“Resist the tendency to keep saying yes. Your career is long, it’s a constant evolution. Give yourself the permission to slow down, live more fluidly and focus on the work”
Such counsel is a welcome respite from the accelerated sharing culture of Instagram, where feeds are often a curated list of others’ successes. No wonder feelings of impatience or overwhelm are endemic. Mentorship is a vital part of Fletcher’s work. “Where young artists often struggle is the self-inflicted expectation or pressure to do it all right now,” she reflects. “Resist the tendency to keep saying yes. Your career is long, it’s a constant evolution. Give yourself the permission to slow down, live more fluidly and focus on the work.”
After all, she reminds us, “great work takes time”. Understanding oneself and one’s art-making as a work-in-progress, which can be slowly unfolded and revealed in the making itself, is a rewarding recalibration. “What unites all of the great, iconic artists and creatives I’ve interviewed is this unrelenting commitment to enquiry, and the act of animating ideas over and over again. It’s a practice, not a destination,” Fletcher says.
Ultimately, this idea of practice — one not delimited by the studio walls or the timetable, but as a commitment to enquiry as a way of living — underpins her work. “My creativity was born out of practice and building the courage to try lots of different things,” she says. “The real lessons happen along the way: adaptability, learning on the go, emotional intelligence, the willingness to try and fail, and letting go of ego.” It is in flexibility, in motion, that much of the work gets made, or wherein epiphanies arise. “Since I’ve been freelance, I realised that this shapeshifting mentality that caused so much impostor syndrome was actually my superpower.”
“Over time I have begun to realise that these multiple endeavours are so generative, not just as individual and distinct disciplines, but perhaps more resonantly in the space in between them,” Fletcher says. An artist can build a life in which all is rich and nourishing of the work, wherever and however time is being spent: it’s all a kind of learning. These exchanges are fertile, not compromising. “Being in conversation is where the real work happens, which is why I’ve inadvertently ended up investing so much of my time interviewing artists, mentoring creatives and being in dialogue in the community,” she says. “This is both my research and my practice.”

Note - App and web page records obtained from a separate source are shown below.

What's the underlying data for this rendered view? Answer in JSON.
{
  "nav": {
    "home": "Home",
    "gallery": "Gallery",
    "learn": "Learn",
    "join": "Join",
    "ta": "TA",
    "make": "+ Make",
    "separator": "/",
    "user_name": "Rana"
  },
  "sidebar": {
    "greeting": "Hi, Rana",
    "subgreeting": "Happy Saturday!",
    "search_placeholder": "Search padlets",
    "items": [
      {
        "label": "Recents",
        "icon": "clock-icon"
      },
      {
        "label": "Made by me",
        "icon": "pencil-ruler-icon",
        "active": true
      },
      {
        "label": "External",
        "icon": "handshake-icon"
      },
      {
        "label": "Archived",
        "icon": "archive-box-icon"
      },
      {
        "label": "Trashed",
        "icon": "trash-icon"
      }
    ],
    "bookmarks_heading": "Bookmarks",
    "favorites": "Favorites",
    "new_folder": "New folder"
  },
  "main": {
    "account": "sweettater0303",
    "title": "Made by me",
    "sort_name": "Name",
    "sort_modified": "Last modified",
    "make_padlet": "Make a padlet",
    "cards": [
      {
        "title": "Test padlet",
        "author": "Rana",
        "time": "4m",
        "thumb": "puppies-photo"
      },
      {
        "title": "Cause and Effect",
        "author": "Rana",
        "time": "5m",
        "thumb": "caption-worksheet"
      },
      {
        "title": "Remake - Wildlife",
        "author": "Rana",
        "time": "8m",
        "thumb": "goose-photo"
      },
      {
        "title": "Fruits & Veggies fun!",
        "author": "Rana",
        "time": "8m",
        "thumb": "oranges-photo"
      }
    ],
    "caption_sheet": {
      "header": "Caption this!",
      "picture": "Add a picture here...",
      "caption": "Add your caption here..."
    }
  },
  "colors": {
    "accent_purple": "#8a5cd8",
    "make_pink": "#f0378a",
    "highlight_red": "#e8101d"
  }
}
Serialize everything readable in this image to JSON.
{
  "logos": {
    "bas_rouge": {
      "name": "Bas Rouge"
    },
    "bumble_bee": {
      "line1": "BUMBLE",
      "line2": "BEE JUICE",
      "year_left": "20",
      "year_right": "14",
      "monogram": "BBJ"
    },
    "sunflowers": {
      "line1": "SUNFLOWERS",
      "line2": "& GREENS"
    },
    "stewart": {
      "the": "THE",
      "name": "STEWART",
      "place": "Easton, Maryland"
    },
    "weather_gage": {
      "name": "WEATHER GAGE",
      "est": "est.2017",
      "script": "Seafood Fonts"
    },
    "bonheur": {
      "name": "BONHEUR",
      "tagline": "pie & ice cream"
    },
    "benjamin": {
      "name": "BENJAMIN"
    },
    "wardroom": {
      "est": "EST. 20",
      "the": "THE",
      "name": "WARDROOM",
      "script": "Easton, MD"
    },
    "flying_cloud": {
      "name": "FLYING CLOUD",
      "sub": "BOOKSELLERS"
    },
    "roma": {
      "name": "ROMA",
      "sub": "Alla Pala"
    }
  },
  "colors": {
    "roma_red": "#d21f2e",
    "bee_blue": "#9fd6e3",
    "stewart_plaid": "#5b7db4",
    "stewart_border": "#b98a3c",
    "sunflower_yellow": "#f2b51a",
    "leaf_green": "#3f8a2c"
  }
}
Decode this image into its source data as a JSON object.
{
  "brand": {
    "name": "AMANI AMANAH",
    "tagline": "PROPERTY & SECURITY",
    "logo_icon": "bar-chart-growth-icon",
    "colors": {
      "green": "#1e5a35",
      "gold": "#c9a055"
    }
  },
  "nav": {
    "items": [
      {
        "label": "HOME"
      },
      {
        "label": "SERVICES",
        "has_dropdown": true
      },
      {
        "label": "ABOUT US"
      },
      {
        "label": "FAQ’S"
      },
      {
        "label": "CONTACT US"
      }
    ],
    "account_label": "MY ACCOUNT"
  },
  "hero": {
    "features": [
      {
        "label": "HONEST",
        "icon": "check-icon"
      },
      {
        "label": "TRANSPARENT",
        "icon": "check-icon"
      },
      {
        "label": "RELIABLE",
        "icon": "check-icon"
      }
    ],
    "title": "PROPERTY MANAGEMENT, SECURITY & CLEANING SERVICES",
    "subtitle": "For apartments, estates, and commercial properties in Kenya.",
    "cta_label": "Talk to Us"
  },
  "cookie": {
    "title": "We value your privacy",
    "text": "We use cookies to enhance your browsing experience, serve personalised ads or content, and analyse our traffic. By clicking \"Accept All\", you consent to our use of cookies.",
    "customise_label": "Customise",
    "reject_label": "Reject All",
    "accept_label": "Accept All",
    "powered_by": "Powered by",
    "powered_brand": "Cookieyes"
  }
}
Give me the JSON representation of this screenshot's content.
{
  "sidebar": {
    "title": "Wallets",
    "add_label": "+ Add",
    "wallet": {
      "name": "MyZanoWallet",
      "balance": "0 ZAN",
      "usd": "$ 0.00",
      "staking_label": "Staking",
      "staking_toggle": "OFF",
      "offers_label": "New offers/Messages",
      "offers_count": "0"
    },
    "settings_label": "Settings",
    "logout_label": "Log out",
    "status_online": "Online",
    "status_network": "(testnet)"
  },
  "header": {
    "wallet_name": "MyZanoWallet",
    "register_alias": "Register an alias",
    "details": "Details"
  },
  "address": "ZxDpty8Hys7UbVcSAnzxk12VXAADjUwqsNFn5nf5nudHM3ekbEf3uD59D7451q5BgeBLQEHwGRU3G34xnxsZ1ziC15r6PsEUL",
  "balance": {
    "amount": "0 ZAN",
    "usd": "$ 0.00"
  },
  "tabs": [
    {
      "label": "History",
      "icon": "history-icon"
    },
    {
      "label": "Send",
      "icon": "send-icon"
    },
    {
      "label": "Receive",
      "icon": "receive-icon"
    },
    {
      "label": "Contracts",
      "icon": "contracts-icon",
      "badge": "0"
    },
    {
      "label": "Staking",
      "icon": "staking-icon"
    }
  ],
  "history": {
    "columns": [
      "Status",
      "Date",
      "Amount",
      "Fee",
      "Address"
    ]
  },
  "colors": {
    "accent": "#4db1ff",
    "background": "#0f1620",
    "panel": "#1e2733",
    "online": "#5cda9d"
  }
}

“No project I’ve worked on has been untouched by my life and every waking moment has an impact on my work, from a book I read, to navigating parenthood,” she continues. “It’s a boundless commitment that encompasses it all.”